Das Lebendige [le vivant]

Collective Exhibition 2023
« The selected photographers and artists for the 2023 edition of Fotohaus Berlin, titled «Das Lebendige» (The Living), seek to highlight the ecological issues that increasingly disrupt our perception of the world each day. While denouncing environmental damages such as fires, pollution, climate change, and floods, they also emphasize the remarkable ability of life to regenerate. Recognizing that mere observation is no longer sufficient, the artists assert that art and nature, as sources of creation, must open up perspectives for the metamorphosis of our societies. 

By using the Living as a source of inspiration, the artist encourages spectators to reconsider their views on Nature. They consider the human being as part of a whole, not as an isolated entity closed in on itself. The future is invented together.

Thus, the intention of the 2023 edition is characterized by the desire to mix various approaches, whether documentary and scientific or more artistic and conceptual. It incorporates videos, augmented reality, and installations, aiming to construct a journey with the declared purpose of making our present more understandable.»

Photo: Andreas Trogisch

Photo: Alexandre Dupeyron

Waking Life

Edition 2023

Lazy Gardener

DNSEP 2020-2021

New types of landscapes have appeared for several decades. Landscapes are sadly littered with all kinds of materials, like plastic. Wastes are transported by natural events: winds, tides, floods, etc. They move and colonize other territories, forming new landscapes stretched between artificial and natural. Every day, through movements and displacements, new landscapes appear, disappear, are transformed or modified.

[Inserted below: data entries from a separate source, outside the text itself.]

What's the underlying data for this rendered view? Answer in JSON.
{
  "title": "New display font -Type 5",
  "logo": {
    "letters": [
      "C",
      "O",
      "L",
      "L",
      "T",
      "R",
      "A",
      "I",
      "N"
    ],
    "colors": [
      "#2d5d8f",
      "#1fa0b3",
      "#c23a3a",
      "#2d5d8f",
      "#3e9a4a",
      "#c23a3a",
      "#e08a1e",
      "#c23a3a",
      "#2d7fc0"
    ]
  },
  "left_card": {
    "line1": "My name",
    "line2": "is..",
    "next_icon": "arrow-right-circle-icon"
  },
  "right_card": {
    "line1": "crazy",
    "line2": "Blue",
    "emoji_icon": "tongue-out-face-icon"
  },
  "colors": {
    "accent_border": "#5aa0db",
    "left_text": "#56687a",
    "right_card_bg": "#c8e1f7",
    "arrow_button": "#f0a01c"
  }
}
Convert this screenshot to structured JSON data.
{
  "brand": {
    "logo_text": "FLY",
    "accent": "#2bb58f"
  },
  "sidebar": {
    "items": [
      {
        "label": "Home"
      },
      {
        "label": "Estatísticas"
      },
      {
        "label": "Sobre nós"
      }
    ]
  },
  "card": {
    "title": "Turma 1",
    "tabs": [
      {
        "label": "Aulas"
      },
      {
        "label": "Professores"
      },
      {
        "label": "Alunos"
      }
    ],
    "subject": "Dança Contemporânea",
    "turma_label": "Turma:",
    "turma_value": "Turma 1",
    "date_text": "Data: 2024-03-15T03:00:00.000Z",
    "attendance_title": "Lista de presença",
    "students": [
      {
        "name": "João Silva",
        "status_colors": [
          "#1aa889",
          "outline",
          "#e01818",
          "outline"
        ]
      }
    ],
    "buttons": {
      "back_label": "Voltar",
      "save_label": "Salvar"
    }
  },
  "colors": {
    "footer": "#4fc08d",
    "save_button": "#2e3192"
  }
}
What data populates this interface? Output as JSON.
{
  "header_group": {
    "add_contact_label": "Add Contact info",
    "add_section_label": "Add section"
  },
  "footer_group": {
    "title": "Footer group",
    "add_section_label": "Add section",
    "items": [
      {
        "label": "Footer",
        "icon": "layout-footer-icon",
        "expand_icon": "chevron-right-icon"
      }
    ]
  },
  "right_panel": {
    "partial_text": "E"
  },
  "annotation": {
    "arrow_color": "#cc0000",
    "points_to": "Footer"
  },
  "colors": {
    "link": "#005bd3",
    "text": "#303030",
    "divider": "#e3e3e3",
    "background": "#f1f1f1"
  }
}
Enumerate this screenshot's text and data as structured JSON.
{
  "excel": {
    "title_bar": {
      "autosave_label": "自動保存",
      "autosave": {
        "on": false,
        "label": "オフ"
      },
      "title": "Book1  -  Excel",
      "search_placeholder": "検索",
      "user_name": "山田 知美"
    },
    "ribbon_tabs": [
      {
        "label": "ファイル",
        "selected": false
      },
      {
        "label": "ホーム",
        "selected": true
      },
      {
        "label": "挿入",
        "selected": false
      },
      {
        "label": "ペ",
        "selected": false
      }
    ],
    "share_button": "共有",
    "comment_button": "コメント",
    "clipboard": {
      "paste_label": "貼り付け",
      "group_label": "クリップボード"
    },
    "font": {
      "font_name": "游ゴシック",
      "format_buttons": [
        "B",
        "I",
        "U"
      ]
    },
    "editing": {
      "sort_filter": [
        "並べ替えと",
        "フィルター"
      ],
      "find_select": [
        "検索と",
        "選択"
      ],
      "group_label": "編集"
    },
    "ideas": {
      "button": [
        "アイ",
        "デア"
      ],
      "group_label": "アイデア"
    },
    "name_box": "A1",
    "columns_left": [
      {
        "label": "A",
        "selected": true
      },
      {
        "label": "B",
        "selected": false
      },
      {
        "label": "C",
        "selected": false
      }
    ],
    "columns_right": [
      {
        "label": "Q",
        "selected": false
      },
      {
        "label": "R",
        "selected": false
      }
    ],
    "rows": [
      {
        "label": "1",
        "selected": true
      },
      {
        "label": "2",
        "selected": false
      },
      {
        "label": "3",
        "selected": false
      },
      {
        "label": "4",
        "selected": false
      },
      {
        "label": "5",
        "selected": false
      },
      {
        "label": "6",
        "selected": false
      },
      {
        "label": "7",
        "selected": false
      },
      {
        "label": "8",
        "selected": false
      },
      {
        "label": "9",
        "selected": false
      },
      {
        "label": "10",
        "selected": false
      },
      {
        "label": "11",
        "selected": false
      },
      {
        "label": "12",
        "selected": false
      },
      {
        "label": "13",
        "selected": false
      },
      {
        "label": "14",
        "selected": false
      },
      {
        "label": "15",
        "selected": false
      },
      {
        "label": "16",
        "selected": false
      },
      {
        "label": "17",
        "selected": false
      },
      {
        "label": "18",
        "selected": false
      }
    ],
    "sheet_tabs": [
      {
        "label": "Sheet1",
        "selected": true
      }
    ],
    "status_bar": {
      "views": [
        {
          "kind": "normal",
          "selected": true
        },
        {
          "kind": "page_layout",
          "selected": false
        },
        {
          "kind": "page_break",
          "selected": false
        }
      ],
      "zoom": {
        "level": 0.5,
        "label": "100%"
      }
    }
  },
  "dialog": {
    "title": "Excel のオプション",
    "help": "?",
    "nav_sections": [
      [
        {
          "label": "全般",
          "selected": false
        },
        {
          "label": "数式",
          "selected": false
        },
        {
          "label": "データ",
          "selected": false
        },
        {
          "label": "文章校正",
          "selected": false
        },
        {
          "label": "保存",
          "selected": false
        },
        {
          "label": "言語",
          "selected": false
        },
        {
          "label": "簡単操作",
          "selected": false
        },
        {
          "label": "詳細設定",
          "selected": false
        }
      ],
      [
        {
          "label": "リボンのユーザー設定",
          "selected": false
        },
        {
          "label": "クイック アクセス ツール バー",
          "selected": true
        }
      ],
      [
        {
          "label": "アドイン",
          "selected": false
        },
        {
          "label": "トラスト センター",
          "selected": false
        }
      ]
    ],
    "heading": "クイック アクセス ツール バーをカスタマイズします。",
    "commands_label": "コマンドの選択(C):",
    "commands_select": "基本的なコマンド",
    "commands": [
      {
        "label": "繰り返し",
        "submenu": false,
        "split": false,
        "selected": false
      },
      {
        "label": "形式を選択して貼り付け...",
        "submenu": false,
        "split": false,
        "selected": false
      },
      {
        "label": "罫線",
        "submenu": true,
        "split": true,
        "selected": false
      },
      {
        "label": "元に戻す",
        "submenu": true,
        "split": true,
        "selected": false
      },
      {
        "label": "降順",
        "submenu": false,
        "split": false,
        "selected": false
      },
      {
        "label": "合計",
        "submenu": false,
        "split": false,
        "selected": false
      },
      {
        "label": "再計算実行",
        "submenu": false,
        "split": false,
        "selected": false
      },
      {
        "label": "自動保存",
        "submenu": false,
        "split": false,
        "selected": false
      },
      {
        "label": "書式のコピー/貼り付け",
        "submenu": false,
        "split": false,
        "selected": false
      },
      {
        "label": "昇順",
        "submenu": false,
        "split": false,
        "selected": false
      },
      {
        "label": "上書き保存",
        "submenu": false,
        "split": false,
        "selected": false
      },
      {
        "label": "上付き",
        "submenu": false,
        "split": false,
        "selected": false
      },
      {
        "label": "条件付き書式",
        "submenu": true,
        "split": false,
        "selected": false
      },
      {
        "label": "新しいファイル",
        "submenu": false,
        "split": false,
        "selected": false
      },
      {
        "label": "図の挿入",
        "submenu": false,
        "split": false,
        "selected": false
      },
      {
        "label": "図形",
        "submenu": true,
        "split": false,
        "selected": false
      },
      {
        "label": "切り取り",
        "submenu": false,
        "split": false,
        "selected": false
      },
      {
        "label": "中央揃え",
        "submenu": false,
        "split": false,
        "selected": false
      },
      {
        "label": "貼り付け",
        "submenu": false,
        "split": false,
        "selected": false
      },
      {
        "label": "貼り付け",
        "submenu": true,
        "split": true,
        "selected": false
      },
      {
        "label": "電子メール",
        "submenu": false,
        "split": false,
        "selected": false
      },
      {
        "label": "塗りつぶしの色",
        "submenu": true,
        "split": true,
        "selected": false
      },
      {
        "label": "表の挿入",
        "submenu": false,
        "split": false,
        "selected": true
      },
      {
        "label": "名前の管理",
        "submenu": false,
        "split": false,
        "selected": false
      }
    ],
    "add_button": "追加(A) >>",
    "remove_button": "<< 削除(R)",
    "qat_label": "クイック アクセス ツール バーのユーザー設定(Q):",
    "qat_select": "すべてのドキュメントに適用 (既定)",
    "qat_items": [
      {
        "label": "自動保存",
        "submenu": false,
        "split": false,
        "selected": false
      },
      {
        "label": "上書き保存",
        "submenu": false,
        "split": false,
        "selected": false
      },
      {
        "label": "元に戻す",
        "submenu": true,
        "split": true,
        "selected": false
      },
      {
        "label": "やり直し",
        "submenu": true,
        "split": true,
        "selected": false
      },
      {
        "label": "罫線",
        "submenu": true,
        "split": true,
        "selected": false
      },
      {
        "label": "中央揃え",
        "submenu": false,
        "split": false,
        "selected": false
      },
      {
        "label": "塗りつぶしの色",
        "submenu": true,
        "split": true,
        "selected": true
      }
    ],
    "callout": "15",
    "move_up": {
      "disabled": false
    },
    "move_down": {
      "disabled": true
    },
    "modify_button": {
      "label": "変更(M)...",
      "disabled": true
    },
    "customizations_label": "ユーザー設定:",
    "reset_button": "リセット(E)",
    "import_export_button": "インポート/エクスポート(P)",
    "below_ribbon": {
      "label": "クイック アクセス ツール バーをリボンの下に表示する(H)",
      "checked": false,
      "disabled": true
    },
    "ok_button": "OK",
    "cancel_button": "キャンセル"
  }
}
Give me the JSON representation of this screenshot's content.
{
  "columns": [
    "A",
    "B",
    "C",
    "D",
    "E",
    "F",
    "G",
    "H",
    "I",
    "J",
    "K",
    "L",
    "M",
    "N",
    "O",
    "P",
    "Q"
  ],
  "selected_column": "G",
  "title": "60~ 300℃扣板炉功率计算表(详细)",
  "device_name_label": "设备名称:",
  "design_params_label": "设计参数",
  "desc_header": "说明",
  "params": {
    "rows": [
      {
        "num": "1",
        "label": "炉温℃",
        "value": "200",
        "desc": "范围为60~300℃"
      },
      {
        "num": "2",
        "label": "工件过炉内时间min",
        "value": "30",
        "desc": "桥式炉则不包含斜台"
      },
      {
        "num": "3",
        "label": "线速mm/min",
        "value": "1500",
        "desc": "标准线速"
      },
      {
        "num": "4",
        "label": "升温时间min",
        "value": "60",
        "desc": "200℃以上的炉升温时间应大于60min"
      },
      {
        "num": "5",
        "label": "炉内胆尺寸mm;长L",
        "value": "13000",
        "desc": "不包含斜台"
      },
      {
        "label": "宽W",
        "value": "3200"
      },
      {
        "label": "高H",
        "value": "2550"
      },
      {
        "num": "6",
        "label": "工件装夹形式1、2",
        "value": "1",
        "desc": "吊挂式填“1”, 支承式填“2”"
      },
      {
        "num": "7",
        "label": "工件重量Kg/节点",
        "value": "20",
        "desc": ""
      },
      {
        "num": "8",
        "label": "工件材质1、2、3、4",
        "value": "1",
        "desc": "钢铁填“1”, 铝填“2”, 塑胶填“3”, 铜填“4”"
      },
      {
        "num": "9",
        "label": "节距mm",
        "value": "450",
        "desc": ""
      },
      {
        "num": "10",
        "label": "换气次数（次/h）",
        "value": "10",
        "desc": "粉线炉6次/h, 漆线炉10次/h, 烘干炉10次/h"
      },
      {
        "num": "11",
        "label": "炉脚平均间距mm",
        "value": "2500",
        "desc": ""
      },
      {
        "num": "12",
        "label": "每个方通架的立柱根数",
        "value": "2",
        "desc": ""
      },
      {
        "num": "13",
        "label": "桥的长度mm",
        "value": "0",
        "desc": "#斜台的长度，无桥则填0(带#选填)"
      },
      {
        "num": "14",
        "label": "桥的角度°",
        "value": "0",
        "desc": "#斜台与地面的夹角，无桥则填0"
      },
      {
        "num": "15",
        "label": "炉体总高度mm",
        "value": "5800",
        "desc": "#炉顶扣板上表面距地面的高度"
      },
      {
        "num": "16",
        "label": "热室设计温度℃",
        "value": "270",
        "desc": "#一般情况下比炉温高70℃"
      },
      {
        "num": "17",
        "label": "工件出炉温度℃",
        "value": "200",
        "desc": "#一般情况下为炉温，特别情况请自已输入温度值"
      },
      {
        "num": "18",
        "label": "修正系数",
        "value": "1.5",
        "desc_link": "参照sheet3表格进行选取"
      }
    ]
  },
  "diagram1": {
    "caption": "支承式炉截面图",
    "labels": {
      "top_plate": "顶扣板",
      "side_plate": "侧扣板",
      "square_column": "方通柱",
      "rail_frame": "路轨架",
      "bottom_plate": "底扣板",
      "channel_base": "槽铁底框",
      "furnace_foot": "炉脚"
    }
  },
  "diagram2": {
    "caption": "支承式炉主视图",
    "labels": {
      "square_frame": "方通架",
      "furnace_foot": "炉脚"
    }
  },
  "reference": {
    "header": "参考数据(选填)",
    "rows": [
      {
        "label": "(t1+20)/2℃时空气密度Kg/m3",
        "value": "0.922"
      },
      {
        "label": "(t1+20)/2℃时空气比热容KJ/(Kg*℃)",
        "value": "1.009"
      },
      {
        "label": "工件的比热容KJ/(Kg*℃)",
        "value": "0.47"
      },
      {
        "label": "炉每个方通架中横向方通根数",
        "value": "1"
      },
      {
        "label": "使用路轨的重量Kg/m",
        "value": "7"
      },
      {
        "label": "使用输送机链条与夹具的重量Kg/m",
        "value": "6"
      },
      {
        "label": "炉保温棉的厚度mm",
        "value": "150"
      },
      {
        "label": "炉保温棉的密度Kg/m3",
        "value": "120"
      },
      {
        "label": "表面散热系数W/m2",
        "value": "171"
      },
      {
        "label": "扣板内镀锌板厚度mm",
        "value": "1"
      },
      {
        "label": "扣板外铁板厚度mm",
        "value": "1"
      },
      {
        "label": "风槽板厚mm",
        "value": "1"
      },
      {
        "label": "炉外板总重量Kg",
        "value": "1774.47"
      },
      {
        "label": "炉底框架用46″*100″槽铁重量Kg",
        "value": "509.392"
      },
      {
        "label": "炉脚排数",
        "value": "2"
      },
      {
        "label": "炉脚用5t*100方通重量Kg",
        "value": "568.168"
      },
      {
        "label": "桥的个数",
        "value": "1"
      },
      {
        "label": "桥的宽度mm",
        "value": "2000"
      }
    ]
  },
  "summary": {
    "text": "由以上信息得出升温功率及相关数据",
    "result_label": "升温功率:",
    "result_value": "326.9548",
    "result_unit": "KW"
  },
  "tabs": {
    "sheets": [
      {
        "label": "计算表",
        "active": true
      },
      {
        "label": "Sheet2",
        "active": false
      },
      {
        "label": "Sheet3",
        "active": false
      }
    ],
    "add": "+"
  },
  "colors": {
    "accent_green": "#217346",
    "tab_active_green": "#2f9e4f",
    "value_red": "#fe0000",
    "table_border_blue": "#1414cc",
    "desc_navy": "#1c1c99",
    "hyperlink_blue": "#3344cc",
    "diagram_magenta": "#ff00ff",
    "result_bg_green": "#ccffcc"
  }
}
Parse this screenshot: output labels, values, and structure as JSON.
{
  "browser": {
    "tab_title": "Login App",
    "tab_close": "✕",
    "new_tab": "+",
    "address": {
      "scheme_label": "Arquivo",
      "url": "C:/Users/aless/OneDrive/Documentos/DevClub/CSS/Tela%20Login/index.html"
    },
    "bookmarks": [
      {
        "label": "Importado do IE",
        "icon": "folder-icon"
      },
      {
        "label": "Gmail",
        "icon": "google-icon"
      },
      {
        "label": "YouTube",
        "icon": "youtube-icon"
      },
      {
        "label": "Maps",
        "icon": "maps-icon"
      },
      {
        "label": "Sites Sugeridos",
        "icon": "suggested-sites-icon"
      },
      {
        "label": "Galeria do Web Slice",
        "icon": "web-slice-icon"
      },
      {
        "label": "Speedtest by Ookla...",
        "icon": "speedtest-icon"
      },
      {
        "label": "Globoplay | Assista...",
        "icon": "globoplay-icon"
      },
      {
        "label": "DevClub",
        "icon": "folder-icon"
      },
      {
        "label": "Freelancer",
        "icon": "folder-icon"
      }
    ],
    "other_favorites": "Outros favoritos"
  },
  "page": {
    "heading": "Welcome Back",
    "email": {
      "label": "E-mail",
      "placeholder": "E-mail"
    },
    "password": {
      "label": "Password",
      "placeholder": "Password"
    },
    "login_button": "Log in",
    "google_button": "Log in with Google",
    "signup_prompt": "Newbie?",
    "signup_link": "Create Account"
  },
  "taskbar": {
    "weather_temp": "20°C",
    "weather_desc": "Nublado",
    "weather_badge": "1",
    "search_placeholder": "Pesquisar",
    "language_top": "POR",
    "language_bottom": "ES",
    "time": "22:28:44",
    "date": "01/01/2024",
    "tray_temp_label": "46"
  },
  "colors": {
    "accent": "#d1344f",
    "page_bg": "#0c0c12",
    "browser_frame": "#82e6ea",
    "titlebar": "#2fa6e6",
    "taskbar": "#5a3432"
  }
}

Today, trips are more and more accessible. We speak about mass movements, especially in tourism. We go further and more frequently, searching territories "out of the beaten track". It seems obvious that we prefer to see a postcard landscape than a territory smeared with plastic that does not let us distinguish any form of plant life.

Today, we can create landscapes from scratch, both physically and virtually. We can generate landscapes on screen, but also recreate entire forests. We can also extract and import all kinds of plants from their native land. Some of these plants have adapted to our climates over time. Industries also breed "exotic" plants. Allowing us to have, at home, plants from elsewhere.

Three terrariums, but also three Time Capsules containing plants protected by plastic sheeting. Here, the plastic is at the service of the plant. This material is waterproof, allowing the terrarium to acquire its autonomy, which is necessary because all the plants contained in these capsules are from Latin America. So, these plants grow in warm and humid climates. Today, we are used to having those plants around us.

Plants are disastrously raised in Holland, requiring a water supply inconsistent with our climate.
The terrarium allows them to survive independently.  A territory visible through the plastic marked by humidity, as one observes a landscape through an airplane window. We can hardly distinguish the plant, which creates a necessary distance between us and these plants that should not be part of our daily lives. Plastic takes a more important place: it is visible. The plants, at the opposite, disappear behind a "rusty rain" and become almost invisible.

The notion of displacement is important in this project. Each capsule is transportable. Moving from place to place, they offer different landscapes each time. Condensation differs according to the temperature of the place: It is the result of a thermal bridge between the interior and the exterior temperature. If the temperature is the same, there is no condensation. Then, plants will appear. If the temperature difference is important, the plastic will get wet and parts of the territory will disappear.

A time capsule is a testimony of an era for future generations. Objects and information are enclosed in a capsule. Then, the capsule is buried to be opened years later. It allows producing a written record, asking questions to the futures generations. Like a Time Capsule, these landscapes are a way to question our current and future relationship with the plant. These capsules are vulnerable, representing living spaces, trying to reveal the reality of an increasingly fragile world. They all voluntarily induce a movement. All these movements, displacements, extractions, whether natural events or human displacements have an impact on our territories.


Steel, Plastic Sheeting, Velcro Tape, Tape, Compost, Clay Balls.

CAps 1: Ferns, Spathiphyllum
        180×75×75 cm

CAps 2: Ferns, Spathiphyllum, Mushrooms
        55×75×75 cm

CAps 3: Fittonias
        60x30x30 cm


Credit Photo: Lola Hen

And An Other Landscape...

DNSEP 2020-2021


Today, salt extraction and sale are common practices, but this was not always the case. When man was able to cross the mountain, it became a playground for smugglers and especially for salt traffickers. At this moment, salt was used to preserve foodstuffs. It was a necessary product for the populations before the cold chain was mastered. It is necessary for the functioning of the human body and it was also used in certain religious rites. Today, salt can be found almost everywhere and at a cheap price. The saline extraction industries are multiplying. Another form of extraction leads us to the formation of new landscapes: a device where an already refined salt crystallizes again to form an evolving landscape.

Steel, Stainless steel, Plexiglas, Thermoforming, Clay, Salt, Water,

Credit photo: Sandrine Binoux

There’s Always One For The Road

DNSEP 2020-2021
A store selling seed packs "Prêt-à-Pousser", threw away its unsold goods, including boxes of seeds to grow herbs at home. The expiration date was passed and the packs were no longer allowed to be sold. Do industries really have the power to predict whether a seed will give a plant or not?

Either a device allowing to leave the seeds in water for 15 days. The first shoots appeared after one week with coriander...

Steel, Stainless steel, Plexiglas, thermoforming.
Seeds "pret-a-pousser": Chives, Thyme, Coriander, Basil, Mint,

Credit photo: Sandrine Binoux